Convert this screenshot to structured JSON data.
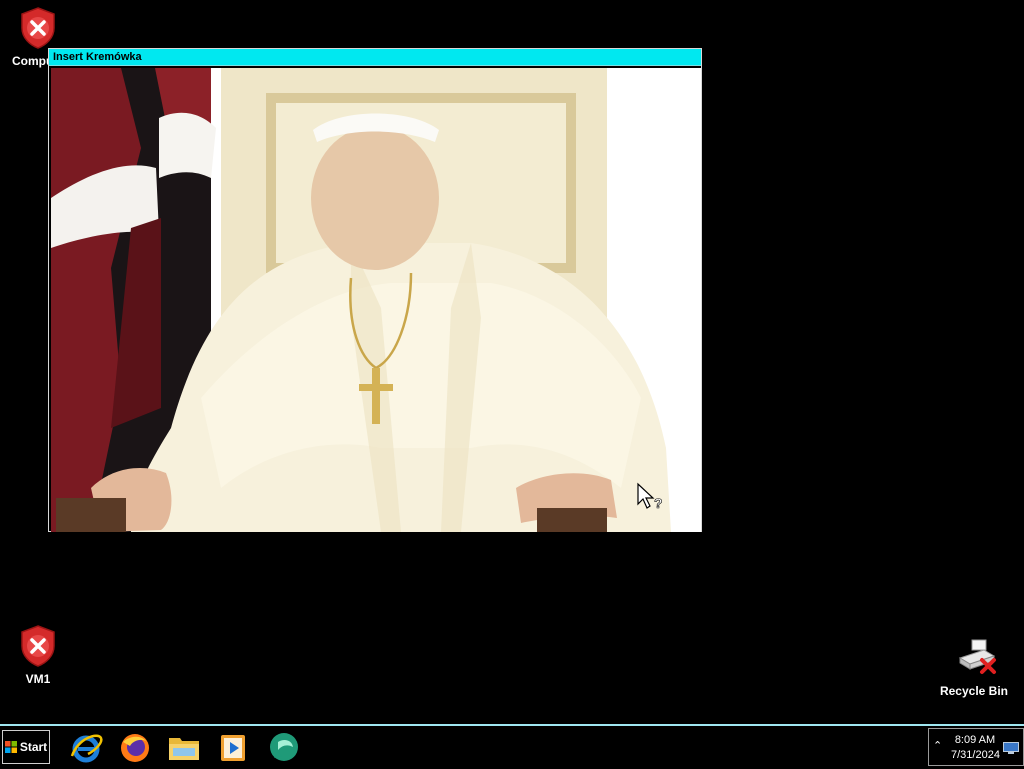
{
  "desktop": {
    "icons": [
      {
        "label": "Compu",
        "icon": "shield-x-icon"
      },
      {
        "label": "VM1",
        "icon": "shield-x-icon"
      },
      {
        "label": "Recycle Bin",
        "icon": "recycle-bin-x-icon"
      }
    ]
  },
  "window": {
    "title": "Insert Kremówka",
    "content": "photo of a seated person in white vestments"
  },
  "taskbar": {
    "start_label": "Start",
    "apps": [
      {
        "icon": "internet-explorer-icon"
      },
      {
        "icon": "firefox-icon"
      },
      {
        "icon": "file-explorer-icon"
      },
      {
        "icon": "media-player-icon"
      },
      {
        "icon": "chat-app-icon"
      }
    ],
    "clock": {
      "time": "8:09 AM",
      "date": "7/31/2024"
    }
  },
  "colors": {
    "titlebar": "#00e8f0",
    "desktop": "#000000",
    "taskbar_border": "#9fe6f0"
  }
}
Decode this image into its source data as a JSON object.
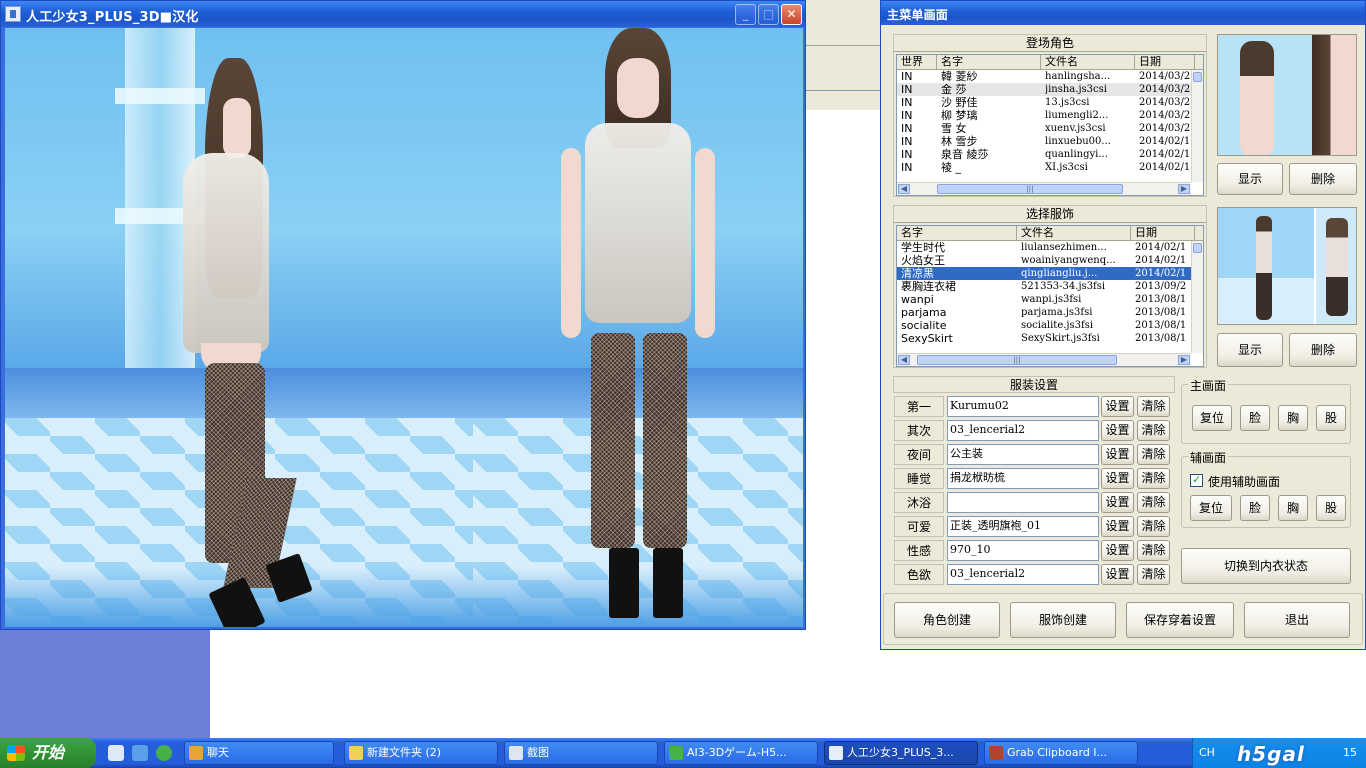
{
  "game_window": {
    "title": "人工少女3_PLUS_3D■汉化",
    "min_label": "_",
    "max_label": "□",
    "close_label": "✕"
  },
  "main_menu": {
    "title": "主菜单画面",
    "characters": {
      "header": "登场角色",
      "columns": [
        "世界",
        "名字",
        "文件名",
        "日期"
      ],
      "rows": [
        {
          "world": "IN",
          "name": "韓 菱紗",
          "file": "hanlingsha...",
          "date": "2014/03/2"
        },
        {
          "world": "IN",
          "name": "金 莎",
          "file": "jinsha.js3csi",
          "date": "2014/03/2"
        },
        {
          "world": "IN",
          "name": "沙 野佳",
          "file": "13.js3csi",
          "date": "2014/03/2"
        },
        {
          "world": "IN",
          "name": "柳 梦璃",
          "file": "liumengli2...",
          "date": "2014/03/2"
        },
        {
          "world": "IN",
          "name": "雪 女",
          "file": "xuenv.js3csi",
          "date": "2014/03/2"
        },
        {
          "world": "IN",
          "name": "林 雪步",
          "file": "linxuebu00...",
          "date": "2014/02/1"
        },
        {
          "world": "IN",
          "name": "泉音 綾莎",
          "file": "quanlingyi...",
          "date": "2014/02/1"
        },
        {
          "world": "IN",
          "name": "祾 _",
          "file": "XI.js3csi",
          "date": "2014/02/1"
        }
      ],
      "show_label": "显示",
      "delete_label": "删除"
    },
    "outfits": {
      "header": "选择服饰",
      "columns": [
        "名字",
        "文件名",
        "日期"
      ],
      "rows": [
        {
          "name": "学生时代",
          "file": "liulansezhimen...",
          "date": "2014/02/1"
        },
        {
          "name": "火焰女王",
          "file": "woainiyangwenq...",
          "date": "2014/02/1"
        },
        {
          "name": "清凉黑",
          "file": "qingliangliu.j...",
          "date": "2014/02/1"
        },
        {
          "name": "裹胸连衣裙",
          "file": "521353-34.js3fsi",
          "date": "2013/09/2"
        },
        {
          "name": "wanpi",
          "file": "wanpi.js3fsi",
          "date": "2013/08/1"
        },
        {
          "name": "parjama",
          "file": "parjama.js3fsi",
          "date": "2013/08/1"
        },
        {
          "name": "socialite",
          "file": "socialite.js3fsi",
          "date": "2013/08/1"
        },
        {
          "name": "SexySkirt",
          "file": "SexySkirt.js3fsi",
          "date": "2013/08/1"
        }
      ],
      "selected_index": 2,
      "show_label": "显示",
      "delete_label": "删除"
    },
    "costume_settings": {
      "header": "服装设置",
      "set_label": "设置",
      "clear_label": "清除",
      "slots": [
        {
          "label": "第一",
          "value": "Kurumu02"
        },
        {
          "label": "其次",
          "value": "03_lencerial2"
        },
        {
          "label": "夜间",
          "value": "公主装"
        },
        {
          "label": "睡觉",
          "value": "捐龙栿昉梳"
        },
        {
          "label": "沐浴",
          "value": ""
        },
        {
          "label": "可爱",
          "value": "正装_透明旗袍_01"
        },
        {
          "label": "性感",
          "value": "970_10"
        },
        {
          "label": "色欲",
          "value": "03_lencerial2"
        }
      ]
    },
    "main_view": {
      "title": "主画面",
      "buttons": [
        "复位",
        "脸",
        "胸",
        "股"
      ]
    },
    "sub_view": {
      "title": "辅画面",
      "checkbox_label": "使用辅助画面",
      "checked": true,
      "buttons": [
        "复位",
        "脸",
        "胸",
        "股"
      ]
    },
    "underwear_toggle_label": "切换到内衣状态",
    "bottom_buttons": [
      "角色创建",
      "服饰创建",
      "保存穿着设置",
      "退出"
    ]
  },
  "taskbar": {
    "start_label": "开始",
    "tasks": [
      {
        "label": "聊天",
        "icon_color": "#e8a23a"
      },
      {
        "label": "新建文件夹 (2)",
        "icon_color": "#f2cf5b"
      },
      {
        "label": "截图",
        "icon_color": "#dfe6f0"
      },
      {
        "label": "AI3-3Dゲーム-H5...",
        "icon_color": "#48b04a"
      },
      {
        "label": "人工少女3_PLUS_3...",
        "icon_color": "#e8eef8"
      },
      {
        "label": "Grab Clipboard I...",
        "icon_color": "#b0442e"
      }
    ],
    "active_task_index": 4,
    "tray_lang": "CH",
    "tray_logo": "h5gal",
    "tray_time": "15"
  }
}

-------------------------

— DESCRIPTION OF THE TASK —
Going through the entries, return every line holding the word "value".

— OUTPUT OF THE EXERCISE —
          "value": "Kurumu02"
          "value": "03_lencerial2"
          "value": "公主装"
          "value": "捐龙栿昉梳"
          "value": ""
          "value": "正装_透明旗袍_01"
          "value": "970_10"
          "value": "03_lencerial2"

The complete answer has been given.